So, how much?
This is a good question. One of a bunch of questions that you’re probably wondering about if you want to start doing some leatherwork.
When I was starting out I had similar questions. Aside from what it was going to cost, I wanted to know:
- What are the essential tools?
- How long would it take me to make something?
- What skills and techniques will I have to learn?
- What if I was no good?
- Would it make me happy?
I’ll come back to the issue of cost in a minute. But let’s deal with the other questions first.
What are the essential tools I need to get?
Any type of craft work is going to require some tools. You might already have some of the things you need.
And, as you’re already aware, you might have to spend some money and buy some of the gear you need. No surprises there.
Doing leatherwork is a specialist activity so, unless you can borrow everything you need, you’ll need to budget for some equipment.
The good news is that you can get started quite cheaply thanks to the Internet. I’ve compiled an essential tools list that you can use to get started.
How long would it take me to make something?
You already can guess the answer to this – it depends on what you want to make. I usually recommend that people start with something small that they can make successfully in one or two sessions.
This means that, assuming you’ve got everything you need, you can knock out something cool in a couple of evenings or over a weekend.

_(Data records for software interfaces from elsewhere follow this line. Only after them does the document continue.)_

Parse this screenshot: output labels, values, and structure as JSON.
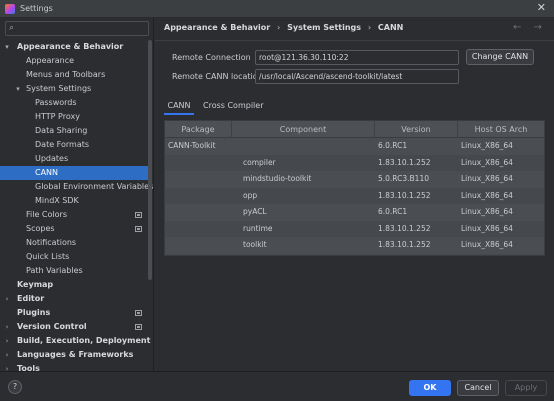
{
  "window": {
    "title": "Settings"
  },
  "sidebar": {
    "search_placeholder": "",
    "items": [
      {
        "label": "Appearance & Behavior",
        "arrow": "▾"
      },
      {
        "label": "Appearance"
      },
      {
        "label": "Menus and Toolbars"
      },
      {
        "label": "System Settings",
        "arrow": "▾"
      },
      {
        "label": "Passwords"
      },
      {
        "label": "HTTP Proxy"
      },
      {
        "label": "Data Sharing"
      },
      {
        "label": "Date Formats"
      },
      {
        "label": "Updates"
      },
      {
        "label": "CANN"
      },
      {
        "label": "Global Environment Variables"
      },
      {
        "label": "MindX SDK"
      },
      {
        "label": "File Colors"
      },
      {
        "label": "Scopes"
      },
      {
        "label": "Notifications"
      },
      {
        "label": "Quick Lists"
      },
      {
        "label": "Path Variables"
      },
      {
        "label": "Keymap"
      },
      {
        "label": "Editor",
        "arrow": "›"
      },
      {
        "label": "Plugins"
      },
      {
        "label": "Version Control",
        "arrow": "›"
      },
      {
        "label": "Build, Execution, Deployment",
        "arrow": "›"
      },
      {
        "label": "Languages & Frameworks",
        "arrow": "›"
      },
      {
        "label": "Tools",
        "arrow": "›"
      }
    ]
  },
  "breadcrumb": {
    "items": [
      "Appearance & Behavior",
      "System Settings",
      "CANN"
    ],
    "separator": "›"
  },
  "nav": {
    "back": "←",
    "forward": "→"
  },
  "form": {
    "remote_connection_label": "Remote Connection",
    "remote_connection_value": "root@121.36.30.110:22",
    "change_button": "Change CANN",
    "remote_location_label": "Remote CANN location",
    "remote_location_value": "/usr/local/Ascend/ascend-toolkit/latest"
  },
  "tabs": [
    "CANN",
    "Cross Compiler"
  ],
  "table": {
    "headers": [
      "Package",
      "Component",
      "Version",
      "Host OS Arch"
    ],
    "rows": [
      [
        "CANN-Toolkit",
        "",
        "6.0.RC1",
        "Linux_X86_64"
      ],
      [
        "",
        "compiler",
        "1.83.10.1.252",
        "Linux_X86_64"
      ],
      [
        "",
        "mindstudio-toolkit",
        "5.0.RC3.B110",
        "Linux_X86_64"
      ],
      [
        "",
        "opp",
        "1.83.10.1.252",
        "Linux_X86_64"
      ],
      [
        "",
        "pyACL",
        "6.0.RC1",
        "Linux_X86_64"
      ],
      [
        "",
        "runtime",
        "1.83.10.1.252",
        "Linux_X86_64"
      ],
      [
        "",
        "toolkit",
        "1.83.10.1.252",
        "Linux_X86_64"
      ]
    ]
  },
  "footer": {
    "help": "?",
    "ok": "OK",
    "cancel": "Cancel",
    "apply": "Apply"
  },
  "colors": {
    "accent": "#3574f0",
    "selection": "#2e6dc4",
    "background": "#2b2d30"
  }
}
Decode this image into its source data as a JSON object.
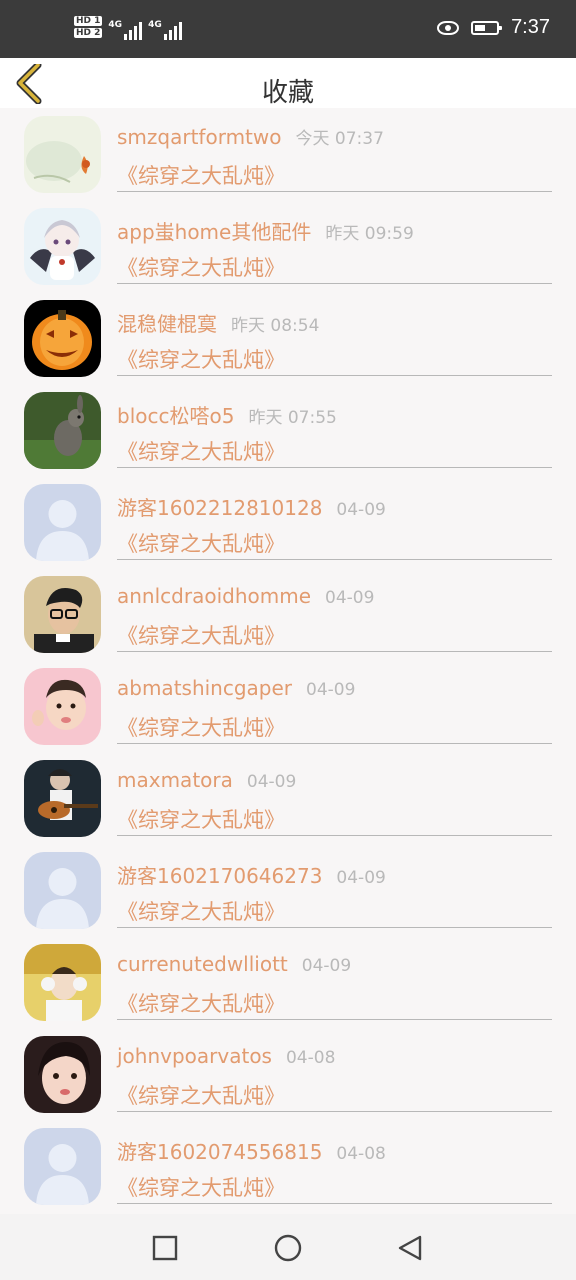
{
  "status_bar": {
    "time": "7:37",
    "sim1_label": "HD 1",
    "sim2_label": "HD 2",
    "network1": "4G",
    "network2": "4G",
    "icons": [
      "hd-icon",
      "signal-icon",
      "eye-icon",
      "battery-icon"
    ]
  },
  "header": {
    "title": "收藏",
    "back_icon": "chevron-left-icon",
    "accent": "#d8b43a"
  },
  "colors": {
    "accent_text": "#e29b6f",
    "time_text": "#b9b9b9"
  },
  "favorites": [
    {
      "name": "smzqartformtwo",
      "time": "今天 07:37",
      "book": "《综穿之大乱炖》",
      "avatar": "goldfish-painting"
    },
    {
      "name": "app蚩home其他配件",
      "time": "昨天 09:59",
      "book": "《综穿之大乱炖》",
      "avatar": "anime-character"
    },
    {
      "name": "混稳健棍寞",
      "time": "昨天 08:54",
      "book": "《综穿之大乱炖》",
      "avatar": "jack-o-lantern"
    },
    {
      "name": "blocc松嗒o5",
      "time": "昨天 07:55",
      "book": "《综穿之大乱炖》",
      "avatar": "rabbit-photo"
    },
    {
      "name": "游客1602212810128",
      "time": "04-09",
      "book": "《综穿之大乱炖》",
      "avatar": "default-user"
    },
    {
      "name": "annlcdraoidhomme",
      "time": "04-09",
      "book": "《综穿之大乱炖》",
      "avatar": "man-glasses-photo"
    },
    {
      "name": "abmatshincgaper",
      "time": "04-09",
      "book": "《综穿之大乱炖》",
      "avatar": "baby-photo"
    },
    {
      "name": "maxmatora",
      "time": "04-09",
      "book": "《综穿之大乱炖》",
      "avatar": "guitarist-photo"
    },
    {
      "name": "游客1602170646273",
      "time": "04-09",
      "book": "《综穿之大乱炖》",
      "avatar": "default-user"
    },
    {
      "name": "currenutedwlliott",
      "time": "04-09",
      "book": "《综穿之大乱炖》",
      "avatar": "girl-earmuffs-photo"
    },
    {
      "name": "johnvpoarvatos",
      "time": "04-08",
      "book": "《综穿之大乱炖》",
      "avatar": "girl-portrait-photo"
    },
    {
      "name": "游客1602074556815",
      "time": "04-08",
      "book": "《综穿之大乱炖》",
      "avatar": "default-user"
    }
  ],
  "nav_bar": {
    "buttons": [
      "recents-square-icon",
      "home-circle-icon",
      "back-triangle-icon"
    ]
  }
}
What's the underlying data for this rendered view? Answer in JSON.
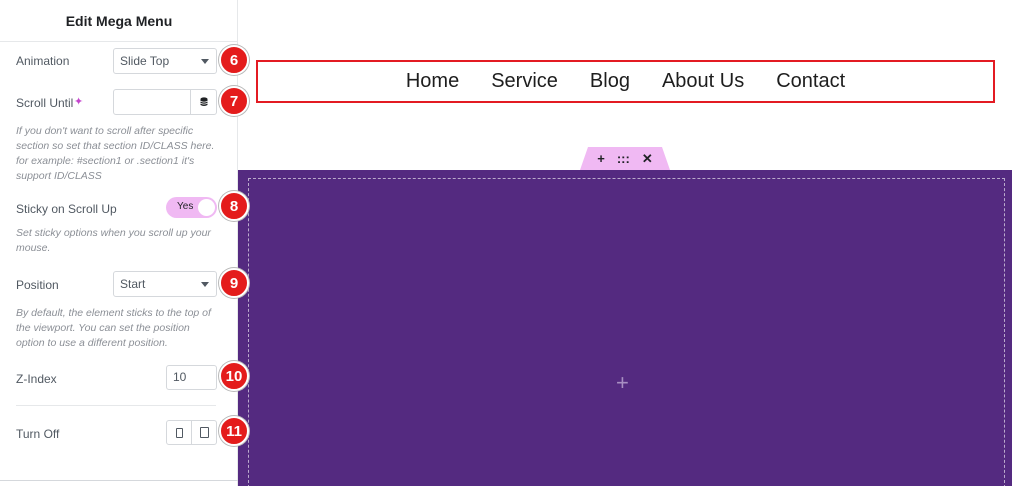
{
  "panel": {
    "title": "Edit Mega Menu",
    "animation": {
      "label": "Animation",
      "value": "Slide Top"
    },
    "scroll_until": {
      "label": "Scroll Until",
      "value": "",
      "hint": "If you don't want to scroll after specific section so set that section ID/CLASS here. for example: #section1 or .section1 it's support ID/CLASS"
    },
    "sticky_scroll_up": {
      "label": "Sticky on Scroll Up",
      "toggle": "Yes",
      "hint": "Set sticky options when you scroll up your mouse."
    },
    "position": {
      "label": "Position",
      "value": "Start",
      "hint": "By default, the element sticks to the top of the viewport. You can set the position option to use a different position."
    },
    "z_index": {
      "label": "Z-Index",
      "value": "10"
    },
    "turn_off": {
      "label": "Turn Off"
    }
  },
  "badges": [
    "6",
    "7",
    "8",
    "9",
    "10",
    "11"
  ],
  "menu": {
    "items": [
      "Home",
      "Service",
      "Blog",
      "About Us",
      "Contact"
    ]
  },
  "section_handle": {
    "add": "+",
    "move": ":::",
    "close": "✕"
  },
  "canvas": {
    "add_plus": "+"
  },
  "colors": {
    "accent_pink": "#f0b9f3",
    "badge_red": "#e41c1c",
    "section_purple": "#542a80",
    "menu_border": "#e31b23"
  }
}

What this actually is will depend on what level of skill you start with. What I mean is that some people are already good at using their hands so they have no trouble cutting out leather or measuring with a steel ruler.
For others, there is a learning curve that you have to go through to learn how to use the tools, even things like a ruler or a knife.
It’s good to acknowledge that nobody is born knowing how to use something like a ruler or callipers. Even the best crafter had to learn how to hold a knife or how to measure.
There are lots of micro-skills that you’ll need to learn, use and develop along the way.
Where you start on this journey is going to determine how long it takes you to make something. Or at least how long it takes you to make something that meets your personal standards of quality.
I can show you how to make something in an afternoon. But when I started, with no one to guide me, it took me about 3 months before I was making things that I thought were good enough to give away as Christmas presents.
What skills and techniques will I have to learn?
Basic leatherwork needs a few simple skills. Sure, it’s a big topic if you want it to be. But to make the kinds of things that I make, you only need to know how to do the following:
- Make and follow a plan
- Make a pattern and prototype
- Measure and cut
- Think ahead
- Glue surfaces together
- Mark and punch holes for hand stitching
- Stitch it up
- Finish your edges
Some of these steps are going to expand depending on what you’re making. For example, when you’re thinking ahead at step 4 you may need to plan when to bevel your edges or add a crease. But there’s not too much more to it that these 8 steps.
What if I’m no good?
I think everyone feels this when they’re starting out at something new. It doesn’t matter if it’s leatherwork or a new job.
In other words, it would be unusual if you didn’t have your doubts. This is normal. Everyone is different when it comes to managing these kinds of thoughts.
If you can accept that you’re likely to have doubts and second guess your ability to succeed, then you should also accept that these thoughts are irrelevant and that you should just get started and give it a go.
Pursuing mastery, whether it’s for leatherwork or anything else is rather unglamorous. The formula is simple:
LEARN ==> PRACTICE ==> REPEAT
And baked into that cycle is failure. What you need to do though is reframe your failures as feedback. Get back on your bike and keep riding.
Will it make me happy?
I can’t tell you what’s going to make you happy. You have to figure that out for yourself.
However, I can tell you what makes me happy and you can decide for yourself if you’re the same or different.
Making cool stuff and doing a good job for it’s own sake
That’s what really makes me happy.
Of course, if I’m not getting enough sleep, not working out or going for a run everyday, not getting outside and not eating properly then nothing is going to make me happy.
You are probably not so different.
Back to the cost…
If you are an absolute beginner, which means you have no tools and can’t borrow any of the gear, I think you can get started for under USD$100.
That means buying a kit like this or similar (click the picture):
And some leather like this 12″ x 24″ rectangle (click the picture):
After that you can just get started. There are various kits on Amazon and they are of varying quality. Not every kit contains everything that you need. Make sure you check their contents off against my tools list or get in touch with me to discuss further.
After that, sign up for my Ultimate Leatherwork Fundamentals mentorship. I can speed the process up for you.